[[ Dataset content, beginning ]]
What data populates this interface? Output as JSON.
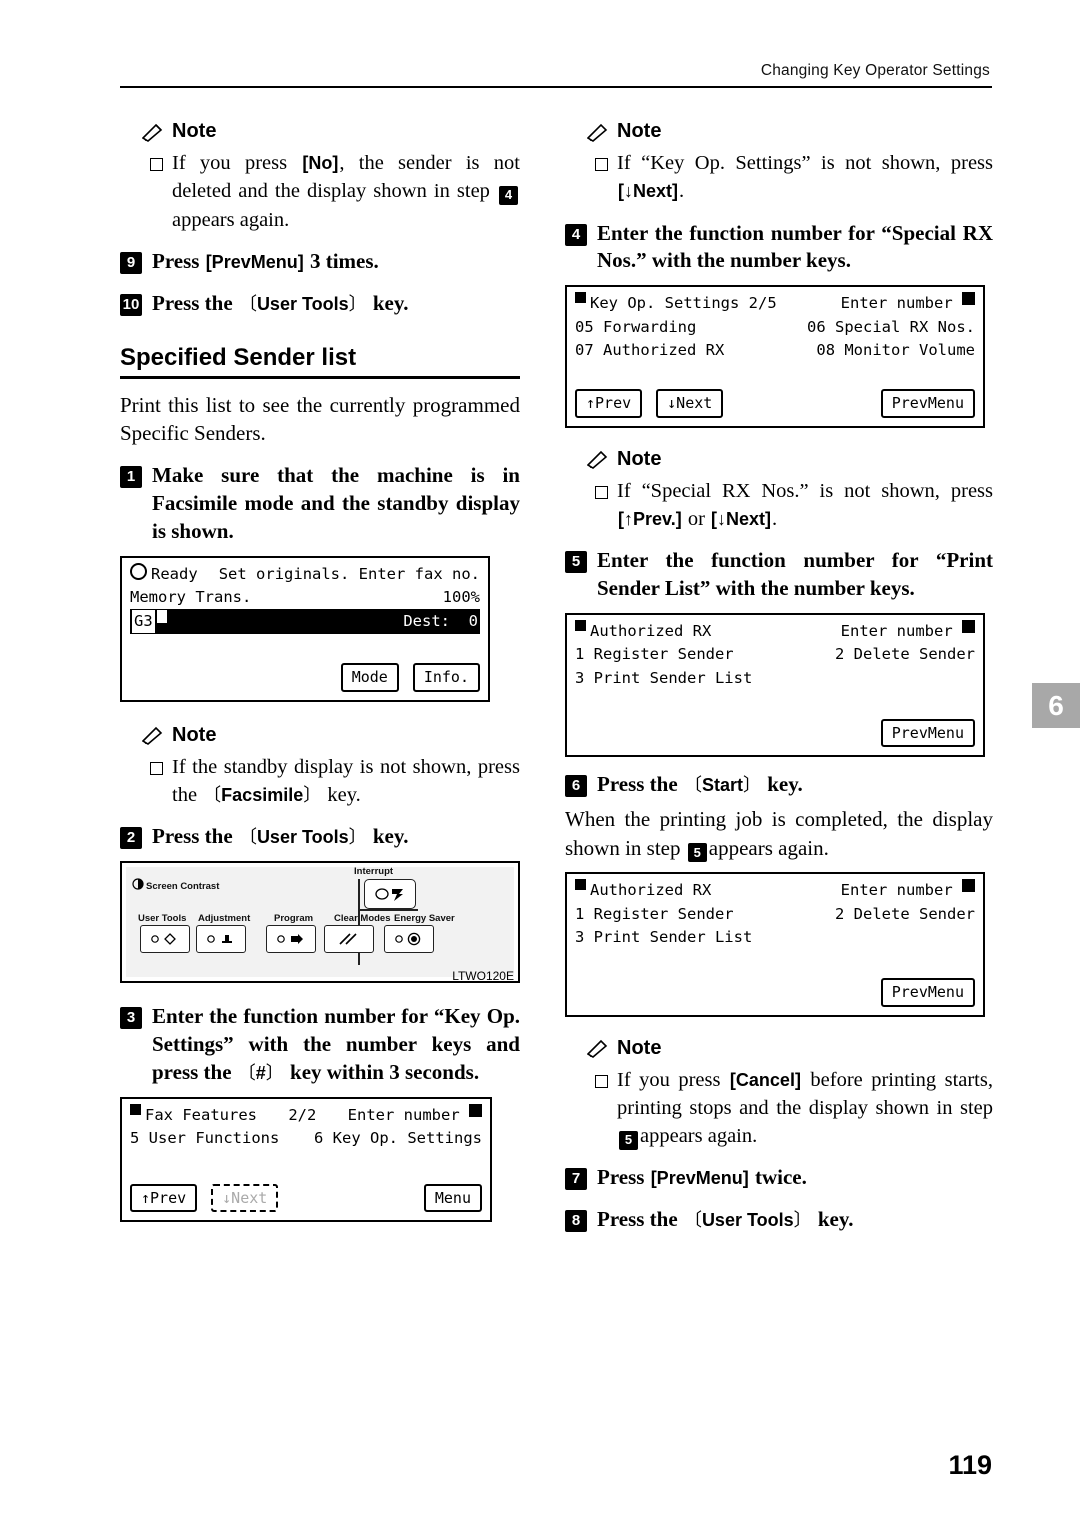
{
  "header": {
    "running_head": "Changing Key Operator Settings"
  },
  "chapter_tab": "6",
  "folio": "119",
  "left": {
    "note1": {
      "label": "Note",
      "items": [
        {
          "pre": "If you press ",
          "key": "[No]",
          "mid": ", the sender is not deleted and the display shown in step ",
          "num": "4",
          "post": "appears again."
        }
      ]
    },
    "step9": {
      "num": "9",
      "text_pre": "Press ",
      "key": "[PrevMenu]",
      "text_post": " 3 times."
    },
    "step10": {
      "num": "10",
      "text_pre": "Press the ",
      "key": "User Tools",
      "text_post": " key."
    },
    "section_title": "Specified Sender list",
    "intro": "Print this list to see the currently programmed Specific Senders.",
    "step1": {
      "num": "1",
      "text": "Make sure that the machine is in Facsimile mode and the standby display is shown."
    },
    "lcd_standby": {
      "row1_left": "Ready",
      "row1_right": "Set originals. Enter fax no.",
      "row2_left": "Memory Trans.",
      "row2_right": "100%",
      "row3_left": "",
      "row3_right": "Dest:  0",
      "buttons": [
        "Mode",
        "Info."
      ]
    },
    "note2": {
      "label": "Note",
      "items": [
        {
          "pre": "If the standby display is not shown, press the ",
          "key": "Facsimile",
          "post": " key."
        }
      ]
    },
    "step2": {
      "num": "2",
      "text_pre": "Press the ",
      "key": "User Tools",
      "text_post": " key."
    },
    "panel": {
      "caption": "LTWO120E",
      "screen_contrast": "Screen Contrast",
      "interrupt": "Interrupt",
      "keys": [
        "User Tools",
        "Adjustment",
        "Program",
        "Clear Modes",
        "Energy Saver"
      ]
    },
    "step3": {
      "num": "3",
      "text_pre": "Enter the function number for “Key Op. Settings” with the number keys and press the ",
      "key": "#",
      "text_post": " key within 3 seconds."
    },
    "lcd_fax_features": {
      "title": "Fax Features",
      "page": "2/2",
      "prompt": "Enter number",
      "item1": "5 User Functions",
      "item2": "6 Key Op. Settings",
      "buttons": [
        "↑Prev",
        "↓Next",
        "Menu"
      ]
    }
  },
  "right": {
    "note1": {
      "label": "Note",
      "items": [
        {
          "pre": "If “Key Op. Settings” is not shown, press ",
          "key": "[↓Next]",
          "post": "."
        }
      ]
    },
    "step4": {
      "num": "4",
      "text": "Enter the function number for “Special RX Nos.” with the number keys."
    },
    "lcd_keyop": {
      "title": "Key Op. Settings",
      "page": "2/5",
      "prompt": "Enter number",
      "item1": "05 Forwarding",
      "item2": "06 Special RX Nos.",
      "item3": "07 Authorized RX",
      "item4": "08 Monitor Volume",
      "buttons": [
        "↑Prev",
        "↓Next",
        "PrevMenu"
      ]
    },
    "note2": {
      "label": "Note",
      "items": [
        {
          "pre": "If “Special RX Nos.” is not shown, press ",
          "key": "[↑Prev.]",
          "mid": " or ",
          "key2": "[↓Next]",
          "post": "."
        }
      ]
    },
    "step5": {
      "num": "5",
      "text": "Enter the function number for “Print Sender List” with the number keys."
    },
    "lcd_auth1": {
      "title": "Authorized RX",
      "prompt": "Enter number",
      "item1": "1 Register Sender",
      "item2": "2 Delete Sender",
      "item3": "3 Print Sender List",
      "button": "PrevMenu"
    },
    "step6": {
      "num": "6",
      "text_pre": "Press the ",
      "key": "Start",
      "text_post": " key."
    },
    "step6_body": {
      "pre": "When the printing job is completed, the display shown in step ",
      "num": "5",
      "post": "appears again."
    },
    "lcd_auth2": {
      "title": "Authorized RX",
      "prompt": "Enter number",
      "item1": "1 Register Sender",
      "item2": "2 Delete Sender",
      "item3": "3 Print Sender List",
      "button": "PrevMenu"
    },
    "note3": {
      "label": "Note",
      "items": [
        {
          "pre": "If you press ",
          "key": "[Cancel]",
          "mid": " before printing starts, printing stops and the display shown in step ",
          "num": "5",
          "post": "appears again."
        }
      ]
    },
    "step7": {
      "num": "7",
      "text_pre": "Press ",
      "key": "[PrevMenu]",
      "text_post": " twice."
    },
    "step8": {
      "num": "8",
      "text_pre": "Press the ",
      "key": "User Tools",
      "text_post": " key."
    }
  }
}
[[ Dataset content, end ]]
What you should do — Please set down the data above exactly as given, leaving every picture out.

Finished task —
What data populates this interface? Output as JSON.
{
  "header": {
    "running_head": "Changing Key Operator Settings"
  },
  "chapter_tab": "6",
  "folio": "119",
  "left": {
    "note1": {
      "label": "Note",
      "items": [
        {
          "pre": "If you press ",
          "key": "[No]",
          "mid": ", the sender is not deleted and the display shown in step ",
          "num": "4",
          "post": "appears again."
        }
      ]
    },
    "step9": {
      "num": "9",
      "text_pre": "Press ",
      "key": "[PrevMenu]",
      "text_post": " 3 times."
    },
    "step10": {
      "num": "10",
      "text_pre": "Press the ",
      "key": "User Tools",
      "text_post": " key."
    },
    "section_title": "Specified Sender list",
    "intro": "Print this list to see the currently programmed Specific Senders.",
    "step1": {
      "num": "1",
      "text": "Make sure that the machine is in Facsimile mode and the standby display is shown."
    },
    "lcd_standby": {
      "row1_left": "Ready",
      "row1_right": "Set originals. Enter fax no.",
      "row2_left": "Memory Trans.",
      "row2_right": "100%",
      "row3_left": "",
      "row3_right": "Dest:  0",
      "buttons": [
        "Mode",
        "Info."
      ]
    },
    "note2": {
      "label": "Note",
      "items": [
        {
          "pre": "If the standby display is not shown, press the ",
          "key": "Facsimile",
          "post": " key."
        }
      ]
    },
    "step2": {
      "num": "2",
      "text_pre": "Press the ",
      "key": "User Tools",
      "text_post": " key."
    },
    "panel": {
      "caption": "LTWO120E",
      "screen_contrast": "Screen Contrast",
      "interrupt": "Interrupt",
      "keys": [
        "User Tools",
        "Adjustment",
        "Program",
        "Clear Modes",
        "Energy Saver"
      ]
    },
    "step3": {
      "num": "3",
      "text_pre": "Enter the function number for “Key Op. Settings” with the number keys and press the ",
      "key": "#",
      "text_post": " key within 3 seconds."
    },
    "lcd_fax_features": {
      "title": "Fax Features",
      "page": "2/2",
      "prompt": "Enter number",
      "item1": "5 User Functions",
      "item2": "6 Key Op. Settings",
      "buttons": [
        "↑Prev",
        "↓Next",
        "Menu"
      ]
    }
  },
  "right": {
    "note1": {
      "label": "Note",
      "items": [
        {
          "pre": "If “Key Op. Settings” is not shown, press ",
          "key": "[↓Next]",
          "post": "."
        }
      ]
    },
    "step4": {
      "num": "4",
      "text": "Enter the function number for “Special RX Nos.” with the number keys."
    },
    "lcd_keyop": {
      "title": "Key Op. Settings",
      "page": "2/5",
      "prompt": "Enter number",
      "item1": "05 Forwarding",
      "item2": "06 Special RX Nos.",
      "item3": "07 Authorized RX",
      "item4": "08 Monitor Volume",
      "buttons": [
        "↑Prev",
        "↓Next",
        "PrevMenu"
      ]
    },
    "note2": {
      "label": "Note",
      "items": [
        {
          "pre": "If “Special RX Nos.” is not shown, press ",
          "key": "[↑Prev.]",
          "mid": " or ",
          "key2": "[↓Next]",
          "post": "."
        }
      ]
    },
    "step5": {
      "num": "5",
      "text": "Enter the function number for “Print Sender List” with the number keys."
    },
    "lcd_auth1": {
      "title": "Authorized RX",
      "prompt": "Enter number",
      "item1": "1 Register Sender",
      "item2": "2 Delete Sender",
      "item3": "3 Print Sender List",
      "button": "PrevMenu"
    },
    "step6": {
      "num": "6",
      "text_pre": "Press the ",
      "key": "Start",
      "text_post": " key."
    },
    "step6_body": {
      "pre": "When the printing job is completed, the display shown in step ",
      "num": "5",
      "post": "appears again."
    },
    "lcd_auth2": {
      "title": "Authorized RX",
      "prompt": "Enter number",
      "item1": "1 Register Sender",
      "item2": "2 Delete Sender",
      "item3": "3 Print Sender List",
      "button": "PrevMenu"
    },
    "note3": {
      "label": "Note",
      "items": [
        {
          "pre": "If you press ",
          "key": "[Cancel]",
          "mid": " before printing starts, printing stops and the display shown in step ",
          "num": "5",
          "post": "appears again."
        }
      ]
    },
    "step7": {
      "num": "7",
      "text_pre": "Press ",
      "key": "[PrevMenu]",
      "text_post": " twice."
    },
    "step8": {
      "num": "8",
      "text_pre": "Press the ",
      "key": "User Tools",
      "text_post": " key."
    }
  }
}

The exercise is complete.